DATASET RECORDS below:

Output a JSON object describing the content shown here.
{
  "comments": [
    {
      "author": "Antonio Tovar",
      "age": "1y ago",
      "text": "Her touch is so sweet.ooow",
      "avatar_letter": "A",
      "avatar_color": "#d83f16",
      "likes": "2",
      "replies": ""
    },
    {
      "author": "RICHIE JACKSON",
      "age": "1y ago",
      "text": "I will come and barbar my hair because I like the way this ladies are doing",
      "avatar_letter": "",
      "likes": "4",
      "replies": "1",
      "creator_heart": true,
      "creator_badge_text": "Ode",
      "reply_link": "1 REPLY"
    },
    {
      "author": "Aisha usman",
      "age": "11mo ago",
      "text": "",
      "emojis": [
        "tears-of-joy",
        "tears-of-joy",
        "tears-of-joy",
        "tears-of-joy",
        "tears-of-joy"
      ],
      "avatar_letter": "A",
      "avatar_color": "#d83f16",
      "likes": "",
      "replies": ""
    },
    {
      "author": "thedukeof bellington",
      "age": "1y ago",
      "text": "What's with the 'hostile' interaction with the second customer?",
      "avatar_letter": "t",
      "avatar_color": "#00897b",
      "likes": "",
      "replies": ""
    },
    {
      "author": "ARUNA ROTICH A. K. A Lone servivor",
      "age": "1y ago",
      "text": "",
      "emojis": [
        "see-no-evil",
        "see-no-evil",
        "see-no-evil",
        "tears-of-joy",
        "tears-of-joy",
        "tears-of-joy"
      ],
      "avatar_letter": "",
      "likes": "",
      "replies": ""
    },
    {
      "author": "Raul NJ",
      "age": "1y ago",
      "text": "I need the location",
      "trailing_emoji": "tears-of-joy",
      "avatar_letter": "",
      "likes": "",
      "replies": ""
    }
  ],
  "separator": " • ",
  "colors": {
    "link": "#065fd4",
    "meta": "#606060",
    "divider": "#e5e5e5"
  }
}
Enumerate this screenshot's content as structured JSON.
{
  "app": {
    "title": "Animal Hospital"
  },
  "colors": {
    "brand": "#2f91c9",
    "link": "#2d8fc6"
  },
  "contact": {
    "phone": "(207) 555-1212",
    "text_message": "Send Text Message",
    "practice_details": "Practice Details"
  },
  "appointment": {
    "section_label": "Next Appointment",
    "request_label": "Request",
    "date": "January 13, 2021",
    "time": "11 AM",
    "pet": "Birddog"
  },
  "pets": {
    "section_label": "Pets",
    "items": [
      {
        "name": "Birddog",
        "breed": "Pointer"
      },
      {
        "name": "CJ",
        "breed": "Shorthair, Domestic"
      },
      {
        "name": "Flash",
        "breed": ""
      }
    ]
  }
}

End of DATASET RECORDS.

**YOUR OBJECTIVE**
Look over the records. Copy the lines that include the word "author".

**FINISHED EXERCISE**
      "author": "Antonio Tovar",
      "author": "RICHIE JACKSON",
      "author": "Aisha usman",
      "author": "thedukeof bellington",
      "author": "ARUNA ROTICH A. K. A Lone servivor",
      "author": "Raul NJ",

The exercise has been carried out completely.